(Data records for software interfaces)
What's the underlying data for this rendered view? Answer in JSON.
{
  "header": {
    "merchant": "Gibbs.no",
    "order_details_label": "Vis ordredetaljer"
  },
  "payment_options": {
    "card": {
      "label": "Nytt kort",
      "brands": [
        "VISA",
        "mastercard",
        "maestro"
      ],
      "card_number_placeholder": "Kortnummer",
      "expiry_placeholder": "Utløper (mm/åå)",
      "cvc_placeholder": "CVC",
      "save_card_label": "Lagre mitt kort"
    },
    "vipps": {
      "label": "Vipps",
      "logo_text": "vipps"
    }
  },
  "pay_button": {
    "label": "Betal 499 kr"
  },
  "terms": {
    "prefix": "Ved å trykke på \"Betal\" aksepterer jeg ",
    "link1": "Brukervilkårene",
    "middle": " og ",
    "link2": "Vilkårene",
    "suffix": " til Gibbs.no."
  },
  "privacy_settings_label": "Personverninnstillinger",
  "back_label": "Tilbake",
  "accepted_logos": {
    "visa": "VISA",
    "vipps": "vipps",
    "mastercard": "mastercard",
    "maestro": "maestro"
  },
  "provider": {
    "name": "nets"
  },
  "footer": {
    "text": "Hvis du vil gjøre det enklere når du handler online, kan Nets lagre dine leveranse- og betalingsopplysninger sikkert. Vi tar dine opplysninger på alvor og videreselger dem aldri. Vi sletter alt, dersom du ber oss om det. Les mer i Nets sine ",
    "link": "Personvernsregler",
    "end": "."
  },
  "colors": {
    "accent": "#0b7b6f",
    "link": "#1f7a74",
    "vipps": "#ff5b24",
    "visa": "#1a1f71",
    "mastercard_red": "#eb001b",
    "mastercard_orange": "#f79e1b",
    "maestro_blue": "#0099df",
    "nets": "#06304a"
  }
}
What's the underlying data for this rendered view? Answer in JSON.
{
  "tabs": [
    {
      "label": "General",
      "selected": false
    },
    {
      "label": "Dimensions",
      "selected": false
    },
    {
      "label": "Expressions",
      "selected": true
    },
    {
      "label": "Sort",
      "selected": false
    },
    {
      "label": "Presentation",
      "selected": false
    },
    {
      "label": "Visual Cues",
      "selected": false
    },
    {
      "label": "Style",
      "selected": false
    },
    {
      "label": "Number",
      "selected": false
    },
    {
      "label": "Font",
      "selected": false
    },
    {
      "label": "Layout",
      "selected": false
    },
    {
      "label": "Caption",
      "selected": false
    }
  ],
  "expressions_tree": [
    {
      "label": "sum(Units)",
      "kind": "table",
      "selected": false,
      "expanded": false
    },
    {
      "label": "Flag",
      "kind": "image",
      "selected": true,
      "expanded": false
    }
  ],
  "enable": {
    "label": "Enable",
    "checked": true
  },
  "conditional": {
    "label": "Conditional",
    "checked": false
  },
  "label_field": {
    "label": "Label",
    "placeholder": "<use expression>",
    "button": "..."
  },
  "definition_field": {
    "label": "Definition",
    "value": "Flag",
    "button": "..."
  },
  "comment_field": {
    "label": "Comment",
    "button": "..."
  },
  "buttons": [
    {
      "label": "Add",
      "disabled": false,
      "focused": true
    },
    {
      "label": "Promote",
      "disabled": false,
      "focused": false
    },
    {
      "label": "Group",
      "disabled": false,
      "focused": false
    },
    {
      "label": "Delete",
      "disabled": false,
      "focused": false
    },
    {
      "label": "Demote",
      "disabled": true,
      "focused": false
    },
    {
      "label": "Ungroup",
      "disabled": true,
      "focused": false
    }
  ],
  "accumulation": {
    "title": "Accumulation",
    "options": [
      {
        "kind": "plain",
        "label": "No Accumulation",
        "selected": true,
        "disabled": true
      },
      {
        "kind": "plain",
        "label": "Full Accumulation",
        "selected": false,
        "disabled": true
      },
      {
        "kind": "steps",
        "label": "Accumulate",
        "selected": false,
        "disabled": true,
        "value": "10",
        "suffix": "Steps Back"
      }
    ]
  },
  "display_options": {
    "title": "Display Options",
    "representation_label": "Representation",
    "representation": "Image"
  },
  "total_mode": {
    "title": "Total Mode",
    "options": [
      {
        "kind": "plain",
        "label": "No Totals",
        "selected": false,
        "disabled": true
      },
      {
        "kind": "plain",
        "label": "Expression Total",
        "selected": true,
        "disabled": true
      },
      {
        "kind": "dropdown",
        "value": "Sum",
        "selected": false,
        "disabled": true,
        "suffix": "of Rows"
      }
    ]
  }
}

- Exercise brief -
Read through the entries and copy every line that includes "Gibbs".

- Result of this task -
    "merchant": "Gibbs.no",
    "suffix": " til Gibbs.no."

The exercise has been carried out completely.